First, nobody could be happier to see John Snider slink out of office after being reprimanded by the State of Wisconsin Crime Victims Rights Board – for his mishandling of a fatal hit-and-run that occurred in 2013 and has yet to go to trial.
The only thing worse than an bumbling district attorney is a bumbling district attorney who runs unopposed in every election.
Now we have 2 candidates for the first time in 32 years.
Veronica Isherwood had 20 years of adult life experience before she went to law school – this is a positive attribute. She has 15 years experience as an Assistant DA, 2 of those years here in Waupaca County. She is a graduate of UW-Madison Law School, and has prior experience as an auditor for the Dept of Revenue and as a manager of a county child support agency.
Her opponent, not so much.
Robert Forseth graduated from Waupaca High School in 2001 and UWSP seven years later. He graduated from Thomas Cooley Law School at Western Michigan; this law school is best known for: “the loosest admissions standards of any accredited American law school…[and, that] the employment prospects of its graduates are grim, even compared to the generally dire state of the legal job market”. Which may explain why he works for the WJ&H law firm – although I can’t find his name on their website.
For those readers who have not experienced the Waupaca County justice system: it operates as a well-oiled revolving door used by defendants – with a defense attorney on one side and the district attorney’s office on the other – both of them spinning the door as fast as it can. (Most of the defendants seem to be represented by a single, well-known local attorney.) The judges get involved after the two opposing lawyers reach a plea deal.
Here’s what gets done in the courthouse:
Felonies get wiped under the well-worn carpets (or in legal speak – “dismissed but read into the record”).
Criminals get released MUCH sooner than they should – and return just as quickly.
The district attorney pushes stacks of case folders several feet high off his desk, only to push equally sized piles of new cases onto to his desk.
The defense attorney gets paid – essentially for brokering a Tangier-rug-dealer type transaction. Not much law involved, just bartering with the DA – until they both agree that nobody wants the “messy trouble” of holding a trial.
From the weakly newspaper, it appears that the judges only get involved after a deal had been reached, and then they simply prescribe a sentence – that presumably has already been pre-negotiated.
When was the last time Waupaca County held a criminal trial? If the paper did a story about a criminal trial in all of 2015 – I couldn’t find it. Nor could I find a criminal trial in 2014. The newspaper publishes accounts of “facebook harassment”, so why wouldn’t it publish a story about a felony trial – unless there weren’t any?
I challenge you to attend one of the arraignment sessions at the courthouse, because I found them both eye-opening and nauseating. Defendants arrive without a lawyer and the judge brow-beats them into taking a lawyer. Which lawyer? Well, there just happens to be one out in the hallway. (Hilariously, the judge asked John Snider to basically “fetch” the defense attorney for a defendant, and Snider dutifully jumped out of his seat and went after the best-known defense attorney in the county.)
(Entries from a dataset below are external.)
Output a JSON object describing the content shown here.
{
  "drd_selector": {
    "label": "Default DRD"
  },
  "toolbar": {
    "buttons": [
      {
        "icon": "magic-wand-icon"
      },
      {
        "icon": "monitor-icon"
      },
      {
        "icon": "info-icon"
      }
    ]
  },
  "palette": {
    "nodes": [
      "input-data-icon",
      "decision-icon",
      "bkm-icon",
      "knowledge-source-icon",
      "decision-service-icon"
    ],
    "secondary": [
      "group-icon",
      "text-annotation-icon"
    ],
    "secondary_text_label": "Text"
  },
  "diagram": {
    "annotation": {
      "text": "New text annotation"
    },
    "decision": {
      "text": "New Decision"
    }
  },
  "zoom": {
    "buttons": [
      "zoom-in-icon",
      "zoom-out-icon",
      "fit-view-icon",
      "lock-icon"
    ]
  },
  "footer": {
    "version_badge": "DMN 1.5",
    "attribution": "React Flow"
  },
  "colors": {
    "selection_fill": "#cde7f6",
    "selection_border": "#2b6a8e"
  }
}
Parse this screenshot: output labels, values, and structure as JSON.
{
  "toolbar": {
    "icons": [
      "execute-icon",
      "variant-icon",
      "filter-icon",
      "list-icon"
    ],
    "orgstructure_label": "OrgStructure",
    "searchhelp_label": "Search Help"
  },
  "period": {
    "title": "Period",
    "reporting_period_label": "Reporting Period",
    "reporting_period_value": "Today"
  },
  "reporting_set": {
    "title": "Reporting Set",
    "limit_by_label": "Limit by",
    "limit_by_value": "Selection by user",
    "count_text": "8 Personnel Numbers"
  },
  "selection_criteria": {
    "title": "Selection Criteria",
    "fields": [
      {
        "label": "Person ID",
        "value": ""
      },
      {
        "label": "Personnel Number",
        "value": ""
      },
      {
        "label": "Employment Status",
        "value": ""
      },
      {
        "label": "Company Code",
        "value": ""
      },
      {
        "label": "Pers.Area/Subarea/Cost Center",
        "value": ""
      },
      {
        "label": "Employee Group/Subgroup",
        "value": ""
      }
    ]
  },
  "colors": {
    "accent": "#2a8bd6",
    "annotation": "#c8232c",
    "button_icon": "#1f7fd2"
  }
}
The defense attorney strides in and asks one thing of his potential client: “Can you pay me $50 a month?” I wish I had $1 for every client who is still paying this guy $50 a month.
A few defendants don’t show up for arraignment and a couple of them call on the phone. They are told they can’t be arraigned over the phone, and then they are arraigned over the phone. The other defendants look at each other and think, “why did I show up?”
At the district attorney’s table, John Snider takes a folder off of one pile that is a foot tall, writes a note inside, and then drops it onto another stack that is almost a foot tall.
As the defendants get processed and leave, there are fewer and fewer of them in the courtroom. I then realize that the judge is puzzled – he has 4 case files remaining on his desk and there are 5 “defendants” sitting in the courtroom – I am #5. He’s puzzled only because he hasn’t had a “visitor” or “observer” at an arraignment in 5 years? 10 years?
What does the average taxpayer (or crime victim) know about the activities inside the courtroom?
My point is, Robert Forseth proudly works for the “$50 a month” guy.
The last thing we need is a revolving door at the courthouse with a “$50 a month guy” on one side and his former minion standing on the other side.